Supplied material
- Opening Delimiter -
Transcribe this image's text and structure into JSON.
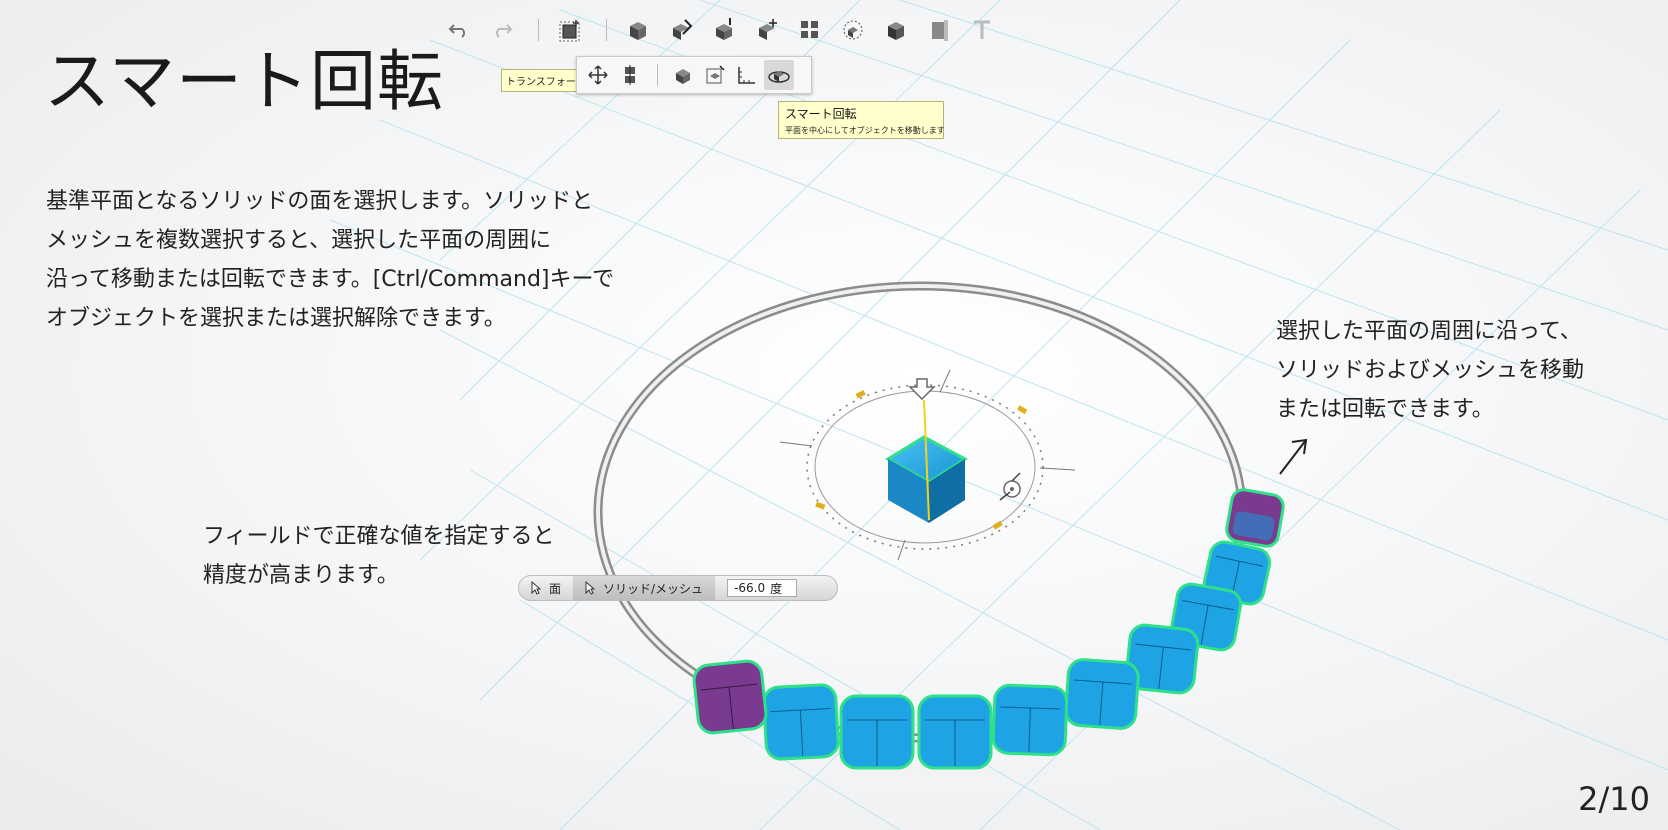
{
  "title": "スマート回転",
  "description": [
    "基準平面となるソリッドの面を選択します。ソリッドと",
    "メッシュを複数選択すると、選択した平面の周囲に",
    "沿って移動または回転できます。[Ctrl/Command]キーで",
    "オブジェクトを選択または選択解除できます。"
  ],
  "note_right": [
    "選択した平面の周囲に沿って、",
    "ソリッドおよびメッシュを移動",
    "または回転できます。"
  ],
  "note_left": [
    "フィールドで正確な値を指定すると",
    "精度が高まります。"
  ],
  "page_number": "2/10",
  "toolbar": {
    "icons": [
      "undo-icon",
      "redo-icon",
      "transform-icon",
      "primitives-icon",
      "sketch-icon",
      "construct-icon",
      "modify-icon",
      "pattern-icon",
      "group-icon",
      "combine-icon",
      "measure-icon",
      "text-icon"
    ],
    "transform_tooltip": "トランスフォーム"
  },
  "subtoolbar": {
    "icons": [
      "move-icon",
      "align-icon",
      "scale-icon",
      "smart-scale-icon",
      "ruler-icon",
      "smart-rotate-icon"
    ],
    "active": "smart-rotate-icon"
  },
  "tooltip": {
    "title": "スマート回転",
    "subtitle": "平面を中心にしてオブジェクトを移動します"
  },
  "fieldbar": {
    "face_label": "面",
    "solid_mesh_label": "ソリッド/メッシュ",
    "value": "-66.0",
    "unit": "度"
  },
  "colors": {
    "cube_blue": "#1ea3e4",
    "cube_purple": "#7a3a8f",
    "selection_green": "#2fe08a",
    "grid": "#a9dcef"
  }
}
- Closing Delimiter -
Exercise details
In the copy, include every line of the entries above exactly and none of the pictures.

Exercise solution
Transcribe this image's text and structure into JSON.
{
  "title": "スマート回転",
  "description": [
    "基準平面となるソリッドの面を選択します。ソリッドと",
    "メッシュを複数選択すると、選択した平面の周囲に",
    "沿って移動または回転できます。[Ctrl/Command]キーで",
    "オブジェクトを選択または選択解除できます。"
  ],
  "note_right": [
    "選択した平面の周囲に沿って、",
    "ソリッドおよびメッシュを移動",
    "または回転できます。"
  ],
  "note_left": [
    "フィールドで正確な値を指定すると",
    "精度が高まります。"
  ],
  "page_number": "2/10",
  "toolbar": {
    "icons": [
      "undo-icon",
      "redo-icon",
      "transform-icon",
      "primitives-icon",
      "sketch-icon",
      "construct-icon",
      "modify-icon",
      "pattern-icon",
      "group-icon",
      "combine-icon",
      "measure-icon",
      "text-icon"
    ],
    "transform_tooltip": "トランスフォーム"
  },
  "subtoolbar": {
    "icons": [
      "move-icon",
      "align-icon",
      "scale-icon",
      "smart-scale-icon",
      "ruler-icon",
      "smart-rotate-icon"
    ],
    "active": "smart-rotate-icon"
  },
  "tooltip": {
    "title": "スマート回転",
    "subtitle": "平面を中心にしてオブジェクトを移動します"
  },
  "fieldbar": {
    "face_label": "面",
    "solid_mesh_label": "ソリッド/メッシュ",
    "value": "-66.0",
    "unit": "度"
  },
  "colors": {
    "cube_blue": "#1ea3e4",
    "cube_purple": "#7a3a8f",
    "selection_green": "#2fe08a",
    "grid": "#a9dcef"
  }
}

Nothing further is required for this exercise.